Olaudah Equiano, The Interesting Narrative of the Life of Olaudah Equiano, or Gustavus Vassa the African, written by himself, in Equiano’s Travels, ed. Paul Edwards (Oxford: Heinemann Press, 1996): 1–3, 6–9, 13–14, 22–28, 57–67, 143–46. Copyright © 1996 Heinemann Publishers.
Samuel Clemens (1835–1910), who took his pen name from a command shouted on riverboats, was the quintessential American writer: his major works The Adventures of Tom Sawyer and The Adventures of Huckleberry Finn are classics about the American experience. A humorist, Twain borrowed and responded to current political material in his works. This essay provides a satirical yet scathing depiction of King Leopold II of Belgium, whom Twain condemned as a heartless imperialist for his destructive policies in the Belgian Congo. Consider how Twain gets his point across while nonetheless speaking from King Leopold’s point of view.
From King Leopold’s Soliloquy: A Defense of His Congo Rule, By Mark Twain. Boston: The P. R. Warren Co., 1905. Second Edition
Abstract and Key Words
German mapmaker Henricus Martellus created this copy of a Portuguese map to show the extent of Bartolomeu Dias’s explorations beyond the Cape of Good Hope in southern Africa in 1486-1488. In earlier Ptolemaic maps, Africa appears as either a quarter-circle or a block of landmass abruptly terminating at the Sahara. This remarkable map shows the rapid development of European knowledge of the west and south coasts of Africa during the fifteenth century. In contrast to earlier maps, Africa is shown as surrounded by water. The Indian Ocean—for centuries a Muslim-controlled “lake” inaccessible to European merchants– is now shown as penetrable by ocean-going vessels sailing around the Cape of Good Hope. In 1497 Vasco da Gama headed a successful expedition that did just that, returning to Portugal in 1499.
Nzinga Mbemba (Afonso I)
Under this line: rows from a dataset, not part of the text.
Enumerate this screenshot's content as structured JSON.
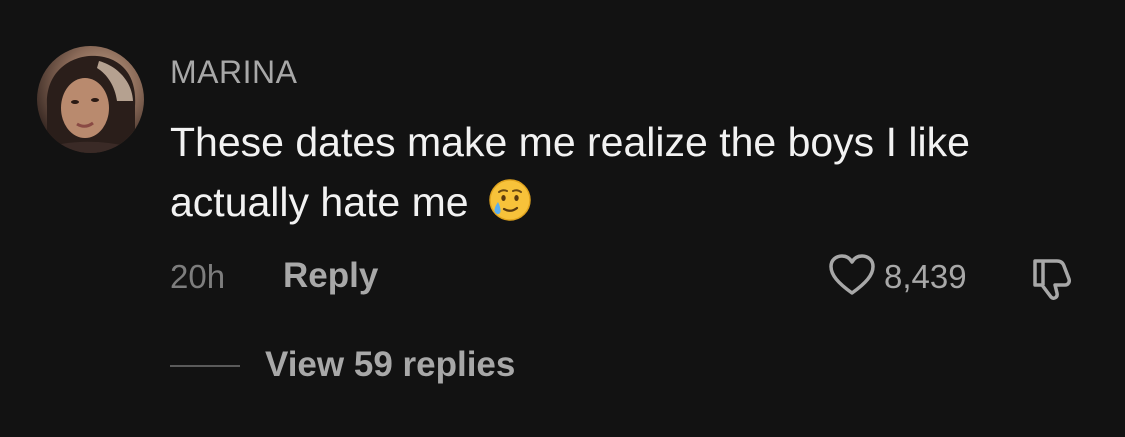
{
  "comment": {
    "username": "MARINA",
    "text": "These dates make me realize the boys I like actually hate me",
    "emoji": "crying-face-with-smile-emoji",
    "timestamp": "20h",
    "reply_label": "Reply",
    "like_count": "8,439",
    "view_replies_label": "View 59 replies"
  },
  "colors": {
    "background": "#121212",
    "username": "#a8a8a8",
    "text": "#f2f2f2",
    "muted": "#7d7d7d",
    "action": "#a8a8a8"
  },
  "icons": {
    "like": "heart-outline-icon",
    "dislike": "thumbs-down-icon"
  }
}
A Portuguese sailor came into contact with the Kingdom of Kongo, which occupied a vast territory along the Congo River in central Africa, in 1483. When he returned in 1491, he was accompanied by Portuguese priests and Portuguese products, and in the same year the Kongolese king and his son were baptized as Catholics. When the son succeeded his father in 1506, he took the Christian name Afonso and promoted the introduction of European culture and religion within his kingdom. His son Henrique was educated in Portugal and became a Catholic bishop. However, Afonso’s kingdom began to deteriorate in subsequent decades, as the Portuguese made further inroads into his territory, pursuing ruthless commercial practices and trading in slaves captured in his dominions. In 1526, the king sent desperate letters to King João III of Portugal, urging him to control his own subjects and to respect the alliance—and the common Catholic faith—that bound the Europeans and the Africans together.